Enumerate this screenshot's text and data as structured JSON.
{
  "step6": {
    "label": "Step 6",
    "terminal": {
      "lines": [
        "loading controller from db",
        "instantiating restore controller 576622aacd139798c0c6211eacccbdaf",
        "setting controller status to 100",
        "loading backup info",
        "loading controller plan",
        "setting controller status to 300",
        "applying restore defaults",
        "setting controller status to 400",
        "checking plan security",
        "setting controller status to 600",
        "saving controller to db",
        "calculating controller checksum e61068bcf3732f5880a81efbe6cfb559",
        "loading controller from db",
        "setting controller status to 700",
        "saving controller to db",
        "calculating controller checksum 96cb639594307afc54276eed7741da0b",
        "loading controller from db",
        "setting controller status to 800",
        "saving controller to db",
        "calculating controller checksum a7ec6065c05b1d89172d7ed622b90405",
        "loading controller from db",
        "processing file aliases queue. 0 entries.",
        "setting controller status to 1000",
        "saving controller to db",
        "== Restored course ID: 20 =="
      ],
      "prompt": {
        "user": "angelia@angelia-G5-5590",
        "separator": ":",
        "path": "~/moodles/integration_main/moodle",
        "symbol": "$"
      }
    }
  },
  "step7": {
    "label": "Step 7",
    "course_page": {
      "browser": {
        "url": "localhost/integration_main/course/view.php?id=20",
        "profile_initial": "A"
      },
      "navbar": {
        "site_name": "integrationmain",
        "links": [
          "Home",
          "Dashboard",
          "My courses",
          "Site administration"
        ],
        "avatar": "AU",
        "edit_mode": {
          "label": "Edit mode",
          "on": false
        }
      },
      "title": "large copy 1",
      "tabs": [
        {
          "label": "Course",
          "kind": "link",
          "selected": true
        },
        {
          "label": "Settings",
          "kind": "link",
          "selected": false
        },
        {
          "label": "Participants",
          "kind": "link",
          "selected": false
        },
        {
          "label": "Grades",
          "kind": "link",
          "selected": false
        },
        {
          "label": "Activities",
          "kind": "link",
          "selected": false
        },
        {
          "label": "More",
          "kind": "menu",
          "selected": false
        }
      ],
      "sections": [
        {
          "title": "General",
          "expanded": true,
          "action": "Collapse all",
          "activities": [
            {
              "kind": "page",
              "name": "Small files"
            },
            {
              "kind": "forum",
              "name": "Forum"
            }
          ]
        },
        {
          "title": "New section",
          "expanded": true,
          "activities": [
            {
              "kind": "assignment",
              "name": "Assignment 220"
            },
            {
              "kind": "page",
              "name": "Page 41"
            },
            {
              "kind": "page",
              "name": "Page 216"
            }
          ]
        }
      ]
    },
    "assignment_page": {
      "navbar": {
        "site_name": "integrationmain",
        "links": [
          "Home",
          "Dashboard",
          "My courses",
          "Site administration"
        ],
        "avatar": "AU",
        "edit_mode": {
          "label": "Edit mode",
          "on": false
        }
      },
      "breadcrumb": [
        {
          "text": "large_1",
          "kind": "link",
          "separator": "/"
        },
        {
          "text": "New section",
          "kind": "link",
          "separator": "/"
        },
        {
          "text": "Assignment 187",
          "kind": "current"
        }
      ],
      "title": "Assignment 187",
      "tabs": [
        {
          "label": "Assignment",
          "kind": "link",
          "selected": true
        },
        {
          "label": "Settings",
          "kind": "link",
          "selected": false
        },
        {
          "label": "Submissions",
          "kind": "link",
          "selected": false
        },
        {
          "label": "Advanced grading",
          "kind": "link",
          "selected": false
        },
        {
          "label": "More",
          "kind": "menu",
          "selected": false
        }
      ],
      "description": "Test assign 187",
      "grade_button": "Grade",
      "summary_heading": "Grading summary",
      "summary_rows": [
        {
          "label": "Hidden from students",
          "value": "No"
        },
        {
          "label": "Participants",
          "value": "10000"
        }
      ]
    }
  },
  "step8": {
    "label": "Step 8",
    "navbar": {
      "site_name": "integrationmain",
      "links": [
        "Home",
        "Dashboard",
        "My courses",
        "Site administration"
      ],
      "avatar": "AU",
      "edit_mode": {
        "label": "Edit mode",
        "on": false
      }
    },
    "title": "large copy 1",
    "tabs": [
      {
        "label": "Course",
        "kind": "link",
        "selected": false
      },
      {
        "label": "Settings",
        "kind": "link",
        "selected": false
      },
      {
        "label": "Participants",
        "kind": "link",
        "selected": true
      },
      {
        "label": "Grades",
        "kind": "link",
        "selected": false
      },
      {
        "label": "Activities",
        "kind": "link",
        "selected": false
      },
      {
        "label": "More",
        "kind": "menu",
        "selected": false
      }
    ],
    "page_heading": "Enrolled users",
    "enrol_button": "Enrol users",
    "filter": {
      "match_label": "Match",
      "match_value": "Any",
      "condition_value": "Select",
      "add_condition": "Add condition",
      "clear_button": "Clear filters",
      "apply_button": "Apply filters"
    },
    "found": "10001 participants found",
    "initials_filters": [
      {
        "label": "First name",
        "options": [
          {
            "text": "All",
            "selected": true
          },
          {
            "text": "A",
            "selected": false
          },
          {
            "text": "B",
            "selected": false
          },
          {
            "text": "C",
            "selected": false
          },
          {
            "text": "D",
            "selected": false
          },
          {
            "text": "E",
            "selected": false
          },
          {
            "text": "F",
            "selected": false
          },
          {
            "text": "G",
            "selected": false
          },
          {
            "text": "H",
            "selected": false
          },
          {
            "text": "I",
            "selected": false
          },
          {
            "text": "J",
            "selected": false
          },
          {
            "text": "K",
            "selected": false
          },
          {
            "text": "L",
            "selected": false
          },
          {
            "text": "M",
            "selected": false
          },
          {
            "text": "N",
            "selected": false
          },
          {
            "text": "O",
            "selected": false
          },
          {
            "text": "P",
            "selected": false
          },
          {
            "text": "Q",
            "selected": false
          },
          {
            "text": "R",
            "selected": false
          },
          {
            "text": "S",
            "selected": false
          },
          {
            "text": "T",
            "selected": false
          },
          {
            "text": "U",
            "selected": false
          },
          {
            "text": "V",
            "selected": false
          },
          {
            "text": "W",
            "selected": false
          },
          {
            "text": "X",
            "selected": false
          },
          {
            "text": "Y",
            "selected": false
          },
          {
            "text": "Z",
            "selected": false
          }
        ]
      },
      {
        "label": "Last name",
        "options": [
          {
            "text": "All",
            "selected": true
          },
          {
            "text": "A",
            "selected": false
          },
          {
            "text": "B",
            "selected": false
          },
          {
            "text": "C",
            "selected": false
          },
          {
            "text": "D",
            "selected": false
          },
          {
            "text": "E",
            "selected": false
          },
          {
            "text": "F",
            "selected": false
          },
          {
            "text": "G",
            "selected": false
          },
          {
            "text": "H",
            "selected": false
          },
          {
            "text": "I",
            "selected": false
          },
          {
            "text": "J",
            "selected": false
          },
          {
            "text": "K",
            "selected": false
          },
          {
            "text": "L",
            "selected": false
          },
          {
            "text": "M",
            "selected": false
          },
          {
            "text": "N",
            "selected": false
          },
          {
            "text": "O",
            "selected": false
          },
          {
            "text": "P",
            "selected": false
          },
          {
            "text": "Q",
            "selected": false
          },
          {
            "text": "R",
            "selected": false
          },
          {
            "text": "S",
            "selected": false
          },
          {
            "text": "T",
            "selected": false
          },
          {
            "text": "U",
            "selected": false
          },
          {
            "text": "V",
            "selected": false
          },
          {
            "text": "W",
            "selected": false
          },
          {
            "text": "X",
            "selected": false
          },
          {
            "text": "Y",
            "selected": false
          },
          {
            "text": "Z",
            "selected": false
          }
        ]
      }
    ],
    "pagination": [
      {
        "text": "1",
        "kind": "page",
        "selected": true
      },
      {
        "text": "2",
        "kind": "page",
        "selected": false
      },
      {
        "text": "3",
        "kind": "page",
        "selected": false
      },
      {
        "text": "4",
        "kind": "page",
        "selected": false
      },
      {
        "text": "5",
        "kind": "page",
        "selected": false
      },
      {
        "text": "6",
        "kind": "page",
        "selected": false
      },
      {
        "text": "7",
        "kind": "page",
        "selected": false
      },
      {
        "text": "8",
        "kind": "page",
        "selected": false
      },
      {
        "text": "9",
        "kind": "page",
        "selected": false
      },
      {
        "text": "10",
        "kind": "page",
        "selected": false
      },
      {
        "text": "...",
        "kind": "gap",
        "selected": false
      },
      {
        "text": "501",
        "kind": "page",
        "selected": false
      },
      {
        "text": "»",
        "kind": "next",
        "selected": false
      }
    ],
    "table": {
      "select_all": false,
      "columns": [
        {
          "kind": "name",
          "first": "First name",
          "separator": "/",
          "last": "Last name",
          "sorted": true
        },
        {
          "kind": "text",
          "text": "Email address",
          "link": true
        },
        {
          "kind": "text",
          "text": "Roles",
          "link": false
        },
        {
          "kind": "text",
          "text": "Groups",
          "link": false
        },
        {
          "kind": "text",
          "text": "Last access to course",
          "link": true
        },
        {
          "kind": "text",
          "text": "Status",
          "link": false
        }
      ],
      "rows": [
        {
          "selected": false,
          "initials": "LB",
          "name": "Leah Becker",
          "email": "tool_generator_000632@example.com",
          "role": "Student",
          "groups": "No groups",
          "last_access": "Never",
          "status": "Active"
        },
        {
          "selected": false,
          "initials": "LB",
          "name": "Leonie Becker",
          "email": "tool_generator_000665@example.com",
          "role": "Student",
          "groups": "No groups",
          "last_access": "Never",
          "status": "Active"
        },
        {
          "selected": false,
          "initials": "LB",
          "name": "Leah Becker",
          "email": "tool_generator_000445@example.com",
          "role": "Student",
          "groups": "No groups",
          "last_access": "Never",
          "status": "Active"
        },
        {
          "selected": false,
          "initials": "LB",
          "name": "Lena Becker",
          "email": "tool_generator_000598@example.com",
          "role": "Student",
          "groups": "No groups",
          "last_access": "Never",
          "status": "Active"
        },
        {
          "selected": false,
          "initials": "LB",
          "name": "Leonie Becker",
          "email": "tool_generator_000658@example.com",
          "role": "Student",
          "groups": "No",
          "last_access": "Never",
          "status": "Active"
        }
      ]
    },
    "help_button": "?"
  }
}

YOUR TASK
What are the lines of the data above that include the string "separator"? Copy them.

RESULT OF THIS TASK
        "separator": ":",
          "separator": "/"
          "separator": "/"
          "separator": "/",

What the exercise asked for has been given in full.